[Task goal] No line before the one holding "Enumerate this screenshot's" is wanted; restate word for word that line and all lines after it to the end of the entries, excluding pictures.

(Collected data entries)
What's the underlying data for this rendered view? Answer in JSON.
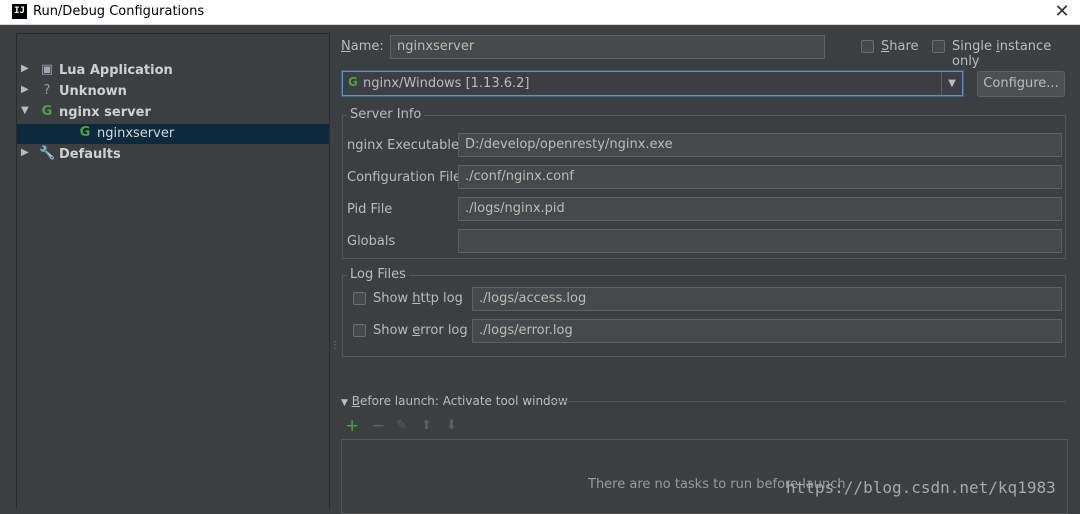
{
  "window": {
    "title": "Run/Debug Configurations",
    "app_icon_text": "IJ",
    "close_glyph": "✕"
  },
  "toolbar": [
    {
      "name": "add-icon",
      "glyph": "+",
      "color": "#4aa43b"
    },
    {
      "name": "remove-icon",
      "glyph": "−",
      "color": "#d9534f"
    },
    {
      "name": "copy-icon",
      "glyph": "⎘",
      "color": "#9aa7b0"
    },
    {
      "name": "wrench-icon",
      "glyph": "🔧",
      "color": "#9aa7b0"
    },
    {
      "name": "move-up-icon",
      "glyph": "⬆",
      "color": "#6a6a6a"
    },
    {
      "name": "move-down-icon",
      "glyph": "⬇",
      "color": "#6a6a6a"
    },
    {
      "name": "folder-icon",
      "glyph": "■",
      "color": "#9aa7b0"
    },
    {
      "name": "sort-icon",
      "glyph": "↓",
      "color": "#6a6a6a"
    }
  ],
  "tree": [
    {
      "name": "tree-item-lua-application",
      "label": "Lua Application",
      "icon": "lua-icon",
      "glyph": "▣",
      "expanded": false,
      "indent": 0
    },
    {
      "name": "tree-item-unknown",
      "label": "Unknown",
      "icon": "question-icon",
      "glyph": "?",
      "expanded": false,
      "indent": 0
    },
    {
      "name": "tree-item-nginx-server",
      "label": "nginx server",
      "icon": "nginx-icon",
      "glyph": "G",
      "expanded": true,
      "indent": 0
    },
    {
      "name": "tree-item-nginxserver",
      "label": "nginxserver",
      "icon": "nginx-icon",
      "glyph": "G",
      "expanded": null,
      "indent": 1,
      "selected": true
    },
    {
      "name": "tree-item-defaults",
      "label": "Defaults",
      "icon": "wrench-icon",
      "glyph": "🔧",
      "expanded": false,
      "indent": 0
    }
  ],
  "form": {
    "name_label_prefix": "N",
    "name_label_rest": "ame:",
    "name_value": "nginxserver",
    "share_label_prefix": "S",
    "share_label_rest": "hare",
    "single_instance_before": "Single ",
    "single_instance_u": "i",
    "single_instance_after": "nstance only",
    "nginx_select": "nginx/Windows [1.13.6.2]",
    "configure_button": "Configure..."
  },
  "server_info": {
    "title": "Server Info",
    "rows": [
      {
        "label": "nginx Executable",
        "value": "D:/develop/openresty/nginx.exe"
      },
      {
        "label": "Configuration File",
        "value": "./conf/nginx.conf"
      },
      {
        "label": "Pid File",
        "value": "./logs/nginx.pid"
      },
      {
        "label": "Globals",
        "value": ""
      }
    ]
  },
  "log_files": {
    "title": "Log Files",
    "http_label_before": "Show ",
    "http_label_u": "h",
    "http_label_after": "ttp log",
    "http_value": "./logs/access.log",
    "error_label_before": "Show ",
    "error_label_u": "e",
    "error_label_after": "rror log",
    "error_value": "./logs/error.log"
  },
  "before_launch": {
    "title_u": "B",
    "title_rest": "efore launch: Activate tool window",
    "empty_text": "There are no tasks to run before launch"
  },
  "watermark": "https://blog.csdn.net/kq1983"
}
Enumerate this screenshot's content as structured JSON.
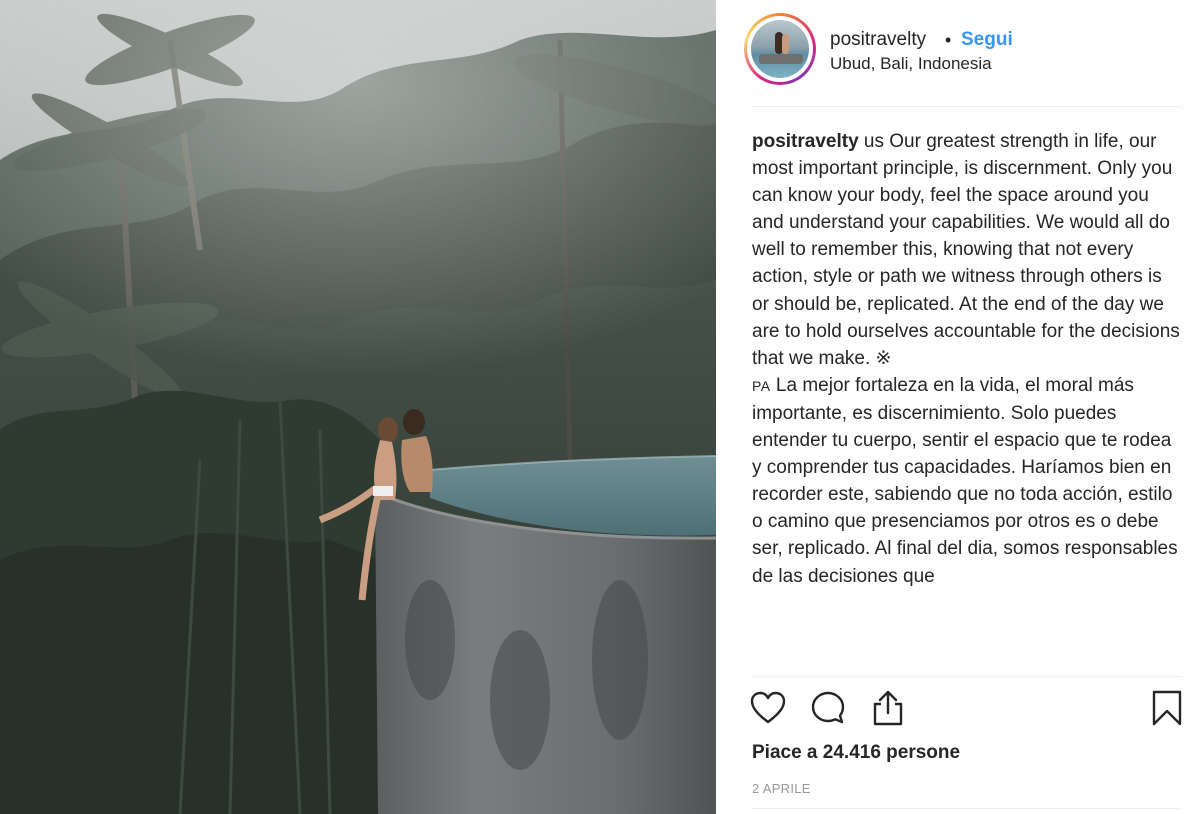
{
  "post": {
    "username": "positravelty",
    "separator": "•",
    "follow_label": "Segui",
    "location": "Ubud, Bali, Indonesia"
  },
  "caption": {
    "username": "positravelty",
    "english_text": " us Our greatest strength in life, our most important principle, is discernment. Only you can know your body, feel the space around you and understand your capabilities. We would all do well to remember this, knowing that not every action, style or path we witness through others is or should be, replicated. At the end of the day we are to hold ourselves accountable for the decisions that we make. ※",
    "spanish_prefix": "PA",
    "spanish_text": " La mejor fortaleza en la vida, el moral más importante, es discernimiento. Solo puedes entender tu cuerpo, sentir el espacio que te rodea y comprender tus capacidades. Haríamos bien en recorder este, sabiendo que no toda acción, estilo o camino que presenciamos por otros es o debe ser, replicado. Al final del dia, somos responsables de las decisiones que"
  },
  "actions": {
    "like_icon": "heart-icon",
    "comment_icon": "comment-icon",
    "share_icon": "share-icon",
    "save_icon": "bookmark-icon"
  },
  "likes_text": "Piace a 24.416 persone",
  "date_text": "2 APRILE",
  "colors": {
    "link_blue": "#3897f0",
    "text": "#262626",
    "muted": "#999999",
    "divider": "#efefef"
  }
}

[Output of the exercise]
Enumerate this screenshot's content as structured JSON.
{
  "post": {
    "username": "positravelty",
    "separator": "•",
    "follow_label": "Segui",
    "location": "Ubud, Bali, Indonesia"
  },
  "caption": {
    "username": "positravelty",
    "english_text": " us Our greatest strength in life, our most important principle, is discernment. Only you can know your body, feel the space around you and understand your capabilities. We would all do well to remember this, knowing that not every action, style or path we witness through others is or should be, replicated. At the end of the day we are to hold ourselves accountable for the decisions that we make. ※",
    "spanish_prefix": "PA",
    "spanish_text": " La mejor fortaleza en la vida, el moral más importante, es discernimiento. Solo puedes entender tu cuerpo, sentir el espacio que te rodea y comprender tus capacidades. Haríamos bien en recorder este, sabiendo que no toda acción, estilo o camino que presenciamos por otros es o debe ser, replicado. Al final del dia, somos responsables de las decisiones que"
  },
  "actions": {
    "like_icon": "heart-icon",
    "comment_icon": "comment-icon",
    "share_icon": "share-icon",
    "save_icon": "bookmark-icon"
  },
  "likes_text": "Piace a 24.416 persone",
  "date_text": "2 APRILE",
  "colors": {
    "link_blue": "#3897f0",
    "text": "#262626",
    "muted": "#999999",
    "divider": "#efefef"
  }
}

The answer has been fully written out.